Enlightened Masculinity – A guest blog by Adam Deal
In January of this year Gillette released a commercial entitled “We Believe” that sparked a lot of controversy. In a play on its own slogan, Gillette asked, “Is this the best a man can get?” What followed was a series of examples of the bullying, harassing behaviour often ignored or excused in men, with references to how long this has been going on. It then followed with a call to action, showing more positive examples of behaviour before concluding by reminding us that “The boys watching today will be the men of tomorrow.”
A lot of people really did not like this ad. For many it seemed like just another company using a popular debate to sell their product, to others it felt like beating a dead horse. For some, like myself, it was a welcome change to the hyper masculinity rhetoric we are so used to seeing. Because the truth of the matter is that we can do better. Better for our children, better for each other.
The ad focuses a lot on the phrase “boys will be boys,” which is probably where it earns a good portion of the hate directed at it. This has long been a contention in the United States and elsewhere, a phrase tossed around to excuse all manner behavior, from the benign to the criminal. “Boys will be boys” is fine when you are talking about a child eating dirt, or a group of guys debating sports.

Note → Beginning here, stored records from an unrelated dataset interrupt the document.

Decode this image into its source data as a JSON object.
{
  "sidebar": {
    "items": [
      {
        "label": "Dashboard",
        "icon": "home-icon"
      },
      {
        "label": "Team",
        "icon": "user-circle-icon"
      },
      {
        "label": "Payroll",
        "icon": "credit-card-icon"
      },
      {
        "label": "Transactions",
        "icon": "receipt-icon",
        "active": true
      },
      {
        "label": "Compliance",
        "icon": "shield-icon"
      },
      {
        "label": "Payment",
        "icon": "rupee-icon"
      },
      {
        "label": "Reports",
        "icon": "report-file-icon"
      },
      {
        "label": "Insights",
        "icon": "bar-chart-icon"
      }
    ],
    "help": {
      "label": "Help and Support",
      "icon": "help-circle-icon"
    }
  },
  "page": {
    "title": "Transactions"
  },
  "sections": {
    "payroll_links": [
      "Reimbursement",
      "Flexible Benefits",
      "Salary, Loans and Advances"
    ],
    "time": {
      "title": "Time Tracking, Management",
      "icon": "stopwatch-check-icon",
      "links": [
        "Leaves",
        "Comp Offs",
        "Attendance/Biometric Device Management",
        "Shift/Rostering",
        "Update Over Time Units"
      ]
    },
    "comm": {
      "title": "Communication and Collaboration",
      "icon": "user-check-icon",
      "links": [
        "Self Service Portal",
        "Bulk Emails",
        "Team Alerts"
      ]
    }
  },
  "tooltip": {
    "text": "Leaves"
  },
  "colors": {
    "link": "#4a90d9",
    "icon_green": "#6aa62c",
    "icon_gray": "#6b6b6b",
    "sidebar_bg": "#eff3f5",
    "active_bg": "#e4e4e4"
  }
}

When it comes to the basis of how we treat ourselves and others, boys do not have to be boys. We do not have to accept the narrow view that is placed upon us. We are not simply wild animals incapable of controlling our urges, not automatons unable to experience the most basic emotions. We feel deeply. We care deeply. To say otherwise is to deny who we are. To pretend otherwise is to deny to yourself the experiences and sensations that make it truly worth it to be alive.

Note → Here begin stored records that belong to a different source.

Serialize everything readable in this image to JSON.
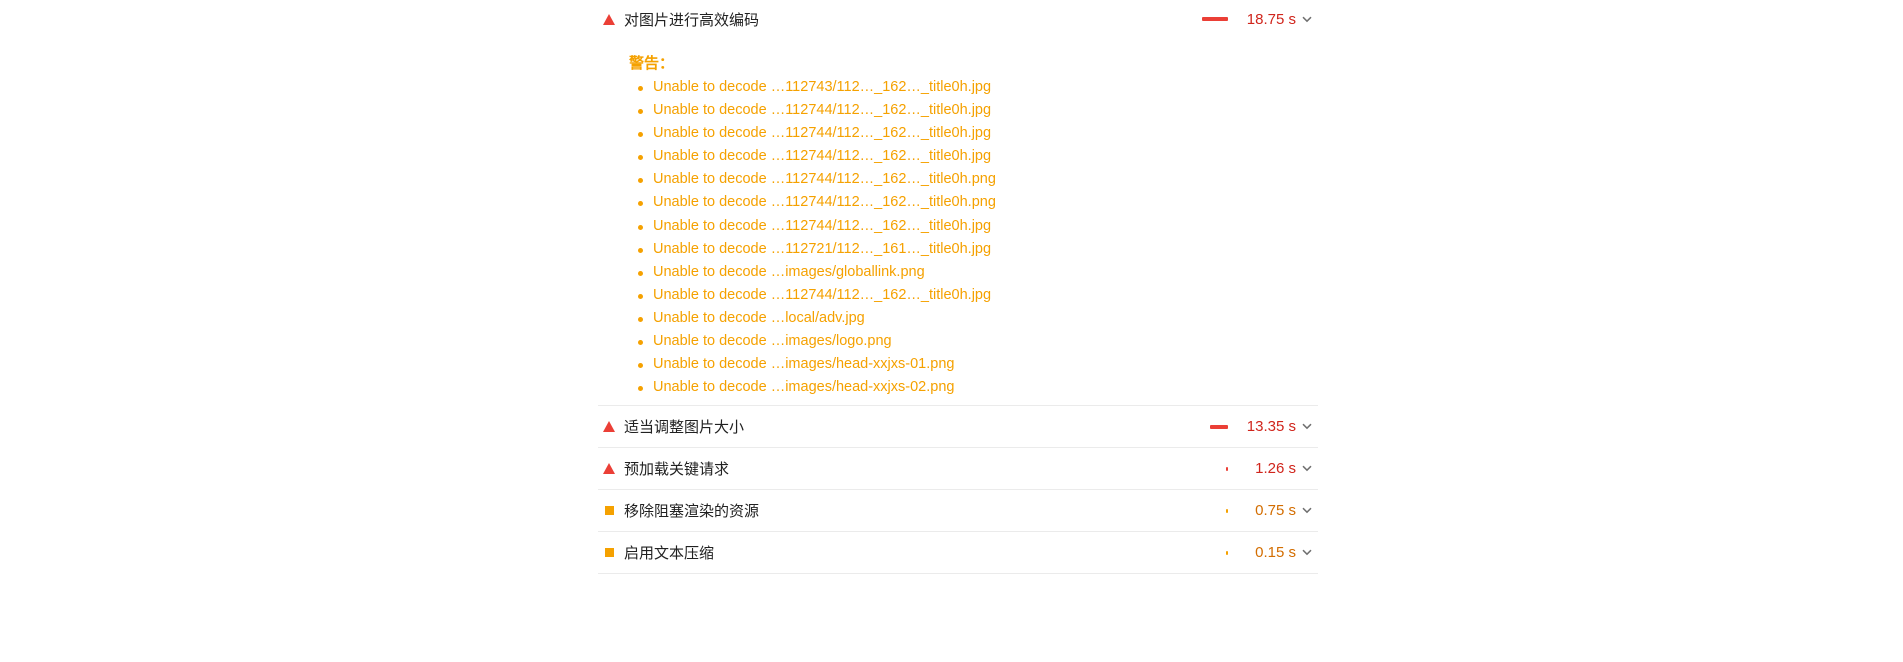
{
  "audits": [
    {
      "id": "encode-images",
      "severity": "fail",
      "title": "对图片进行高效编码",
      "savings": "18.75 s",
      "bar_fraction": 1.0,
      "expanded": true,
      "warnings_label": "警告：",
      "warnings": [
        "Unable to decode …112743/112…_162…_title0h.jpg",
        "Unable to decode …112744/112…_162…_title0h.jpg",
        "Unable to decode …112744/112…_162…_title0h.jpg",
        "Unable to decode …112744/112…_162…_title0h.jpg",
        "Unable to decode …112744/112…_162…_title0h.png",
        "Unable to decode …112744/112…_162…_title0h.png",
        "Unable to decode …112744/112…_162…_title0h.jpg",
        "Unable to decode …112721/112…_161…_title0h.jpg",
        "Unable to decode …images/globallink.png",
        "Unable to decode …112744/112…_162…_title0h.jpg",
        "Unable to decode …local/adv.jpg",
        "Unable to decode …images/logo.png",
        "Unable to decode …images/head-xxjxs-01.png",
        "Unable to decode …images/head-xxjxs-02.png"
      ]
    },
    {
      "id": "resize-images",
      "severity": "fail",
      "title": "适当调整图片大小",
      "savings": "13.35 s",
      "bar_fraction": 0.71
    },
    {
      "id": "preload-key-requests",
      "severity": "fail",
      "title": "预加载关键请求",
      "savings": "1.26 s",
      "bar_fraction": 0.07
    },
    {
      "id": "render-blocking",
      "severity": "average",
      "title": "移除阻塞渲染的资源",
      "savings": "0.75 s",
      "bar_fraction": 0.04
    },
    {
      "id": "text-compression",
      "severity": "average",
      "title": "启用文本压缩",
      "savings": "0.15 s",
      "bar_fraction": 0.01
    }
  ],
  "colors": {
    "fail": "#eb3f36",
    "average": "#f5a100",
    "fail_text": "#d0251c",
    "average_text": "#d36d00",
    "warning": "#f5a100"
  },
  "icons": {
    "fail": "red-triangle-icon",
    "average": "orange-square-icon",
    "toggle": "chevron-down-icon"
  }
}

“We feel deeply. We care deeply. To say otherwise is to deny who we are. To pretend otherwise is to deny to yourself the experiences and sensations that make it truly worth it to be alive.”
There are many in the world today that would have us focus only on what appears to be masculine. They would have us be like Gaston from Beauty and the Beast, that is, a book no thicker than the front cover. Gaston focused only on the superficial qualities in life. He was obsessed with his own strength, skill, and looks. Anyone that did not match up was beneath him
Even with Belle he focused only on the superficial, i.e. she looked the part. She looked like the picturesque trophy wife he had always imagined, that was all that mattered. Never mind that she was arguably the smartest person in the village, certainly the bravest. And yet, as awful as Gaston is, and as terrible as the things he does are, we see his exact character flaws promoted as the ideal throughout the world today. This is not masculinity.
Masculinity is ultimately about inner strength, self-control, and personal courage. It is looking beyond the physical to see the beauty within and around. It is about experiencing emotion without becoming a slave to it, to hold it in check without cutting yourself off completely. It is empathy, compassion. It is about having the courage to lead, and the wisdom to know when you do not have all the answers. To distil this down into a single, perfect example is likely impossible. However if we are to use media as a vessel, there are better examples.
“Masculinity is ultimately about inner strength, self-control, and personal courage.
It is about experiencing emotion without becoming a slave to it, to hold it in check without cutting yourself off completely.
It is empathy, compassion. It is about having the courage to lead, and the wisdom to know when you do not have all the answers.”
Take Newt Scamander from 2016’s ‘Fantastic Beasts and Where to Find Them’. Newt is quiet, unassuming, and a touch socially awkward. He’s the complete opposite of what you would expect, yet he’s clearly the hero. He wins the loyalty of his friends not through swaggering bravado or intimidation, but instead through compassion, love, and care. It is because he is not the classic image of the male hero that we are endeared all the more to him.
Kratos from 2018’s ‘God of War’ reboot is another example of masculinity. This may seem like an odd choice until you delve into the story. Kratos is wracked with grief, however he cannot afford to openly show this. Instead he must prepare his son for a journey neither of them is truly ready to make. We are lead to believe the hardships will be physical, but the emotional toll is far heavier. Eventually we see that the journey was not so much about giving the son the skills he will need to survive a world he barely understands, but enabling him to become a better man than his father was.
“Don’t be sorry, be better.” This is one of the most impactful lines in the entire game. It reminds us that it is not enough to simply admit fault. We must seek change. Boys may be boys, but they can grow into so much more. They can be better than we were, and paving the way for them makes for a better world for us all.
“Boys may be boys, but they can grow into so much more. They can be better than we were, and paving the way for them makes for a better world for us all.”